When it comes to the aesthetics, Icebound does falls into the “middle-of-the-road” category with regards to how it uses what it has. The artwork style has a certain hand-drawn quality that can appear delightful at times as it can jarring, music masterfully setting the mood in one scene and making it listless the next, and the animations used for the characters either imbuing them with life that captures the written personalities or just for show. Being impressed one moment and disdainful the next, I would have to say that I was still overall pleased with the quality of work on display since most indie visual novels I have seen don’t reach this level of work and can see that the developers did put a lot of care and effort into the small details. One of my favorite examples would have to be byway of the mechanical lion Fei and his animation that makes him bellow smoke. A small touch, but still one that demonstrates the care put into the set dressing. The game does claim that it has voiced dialogue, but at the time of composing this review and waiting for the official release on Steam, I cannot evaluate that portion of it.

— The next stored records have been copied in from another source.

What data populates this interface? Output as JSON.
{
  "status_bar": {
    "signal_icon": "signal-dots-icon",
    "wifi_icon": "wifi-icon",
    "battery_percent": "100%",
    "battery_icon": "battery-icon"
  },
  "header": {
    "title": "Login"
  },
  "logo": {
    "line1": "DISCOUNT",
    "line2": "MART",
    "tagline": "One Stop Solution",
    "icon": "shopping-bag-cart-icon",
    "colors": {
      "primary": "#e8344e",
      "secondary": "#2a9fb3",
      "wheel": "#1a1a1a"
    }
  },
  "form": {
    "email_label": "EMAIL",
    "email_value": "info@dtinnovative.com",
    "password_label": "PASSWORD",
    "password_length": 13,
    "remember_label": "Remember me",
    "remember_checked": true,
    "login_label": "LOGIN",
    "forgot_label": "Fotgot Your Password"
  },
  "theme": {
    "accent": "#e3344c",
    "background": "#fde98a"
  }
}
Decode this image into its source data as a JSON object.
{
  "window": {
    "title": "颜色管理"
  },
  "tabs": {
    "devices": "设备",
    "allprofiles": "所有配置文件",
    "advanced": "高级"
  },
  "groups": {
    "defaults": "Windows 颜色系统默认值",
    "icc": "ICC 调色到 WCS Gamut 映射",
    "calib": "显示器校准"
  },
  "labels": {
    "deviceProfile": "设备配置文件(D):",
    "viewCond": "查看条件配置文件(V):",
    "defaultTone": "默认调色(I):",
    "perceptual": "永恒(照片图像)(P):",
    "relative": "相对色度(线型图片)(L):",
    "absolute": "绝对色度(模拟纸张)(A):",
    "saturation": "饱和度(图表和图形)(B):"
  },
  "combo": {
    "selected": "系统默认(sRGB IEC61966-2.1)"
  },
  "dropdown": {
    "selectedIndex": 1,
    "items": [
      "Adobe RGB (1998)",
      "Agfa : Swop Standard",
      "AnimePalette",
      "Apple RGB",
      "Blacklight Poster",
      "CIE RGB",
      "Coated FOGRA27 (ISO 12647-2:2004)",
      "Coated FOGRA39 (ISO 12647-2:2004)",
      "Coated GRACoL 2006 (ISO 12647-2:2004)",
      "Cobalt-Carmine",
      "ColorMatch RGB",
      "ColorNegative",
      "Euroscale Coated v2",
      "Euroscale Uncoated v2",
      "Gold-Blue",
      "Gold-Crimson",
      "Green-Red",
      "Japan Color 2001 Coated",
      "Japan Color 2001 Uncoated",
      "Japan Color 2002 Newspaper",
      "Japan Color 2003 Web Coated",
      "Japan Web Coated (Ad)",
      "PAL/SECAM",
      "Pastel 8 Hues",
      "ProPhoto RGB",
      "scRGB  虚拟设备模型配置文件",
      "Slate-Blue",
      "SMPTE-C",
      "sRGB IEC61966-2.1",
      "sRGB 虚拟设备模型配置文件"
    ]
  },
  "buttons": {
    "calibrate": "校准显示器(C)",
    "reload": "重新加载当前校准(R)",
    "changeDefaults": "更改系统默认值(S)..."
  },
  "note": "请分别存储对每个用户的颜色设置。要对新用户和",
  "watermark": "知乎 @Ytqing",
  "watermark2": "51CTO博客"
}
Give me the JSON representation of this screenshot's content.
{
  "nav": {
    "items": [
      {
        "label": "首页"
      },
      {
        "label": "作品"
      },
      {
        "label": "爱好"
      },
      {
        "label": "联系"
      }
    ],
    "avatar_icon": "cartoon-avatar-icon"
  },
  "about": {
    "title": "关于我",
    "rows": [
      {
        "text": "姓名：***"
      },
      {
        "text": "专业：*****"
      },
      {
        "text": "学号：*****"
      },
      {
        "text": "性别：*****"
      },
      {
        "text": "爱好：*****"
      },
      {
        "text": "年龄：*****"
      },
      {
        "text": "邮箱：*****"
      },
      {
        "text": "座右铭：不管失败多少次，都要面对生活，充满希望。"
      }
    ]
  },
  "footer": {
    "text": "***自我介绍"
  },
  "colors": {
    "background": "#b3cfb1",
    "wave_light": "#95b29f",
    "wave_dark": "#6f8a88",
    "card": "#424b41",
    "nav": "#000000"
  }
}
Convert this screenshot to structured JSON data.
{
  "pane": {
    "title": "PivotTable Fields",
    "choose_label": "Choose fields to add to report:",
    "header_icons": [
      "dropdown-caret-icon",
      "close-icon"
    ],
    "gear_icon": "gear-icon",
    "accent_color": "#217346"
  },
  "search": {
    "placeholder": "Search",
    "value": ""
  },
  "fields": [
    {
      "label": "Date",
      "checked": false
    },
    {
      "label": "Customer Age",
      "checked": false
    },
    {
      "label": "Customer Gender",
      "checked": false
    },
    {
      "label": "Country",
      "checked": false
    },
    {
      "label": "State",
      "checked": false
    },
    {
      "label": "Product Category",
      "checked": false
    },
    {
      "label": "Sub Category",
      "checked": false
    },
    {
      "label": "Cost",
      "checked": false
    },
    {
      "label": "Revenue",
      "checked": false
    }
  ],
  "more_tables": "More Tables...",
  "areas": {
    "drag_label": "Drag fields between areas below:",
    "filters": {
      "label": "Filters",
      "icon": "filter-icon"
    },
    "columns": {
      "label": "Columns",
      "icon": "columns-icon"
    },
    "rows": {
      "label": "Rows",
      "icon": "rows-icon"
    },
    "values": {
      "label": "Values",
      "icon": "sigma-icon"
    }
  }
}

All-in-all, Icebound is an average visual novel experience that I can’t recommend to newcomers or veterans, but do believe that it will find a following somewhere in that intersection. With the choice system not as good as it could be, dull character personalities, and plodding pacing, the few twist and turns that the story does have isn’t nearly enough to save it from the unsatisfying outcome. Even so, I still enjoyed my time with Icebound even if it was just to place myself in the world for a couple of hours. Unless it’s a burning curiosity you just have to check out, I suggest all others to skip it.
Pros: Great artwork, very imaginative setting and world, music composition, puzzle segments are somewhat challenging yet easy.
Cons: Choices appear too frequently, managing notoriety in one playthrough is difficulty, characters personalities feel flat, narrative beings to drag during the second half of story, puzzle segments can require a lot of trail and error.
Disclaimer: In no way, shape, or form was I compensated for the composition or publication of this review. This by my own volition. A review copy of the game was kindly provided by the devloper. All images and rights to them belong to Fastermind Games and only for review purposes.
2 thoughts on “[Visual Novel Review] Icebound”
Not bad for western one. Bam! Creative Blogger Award!
Oh, thanks for the nomination. I do have a lot of work to get through during this weekend, but will work on it when I have the time and try to have it up by Monday.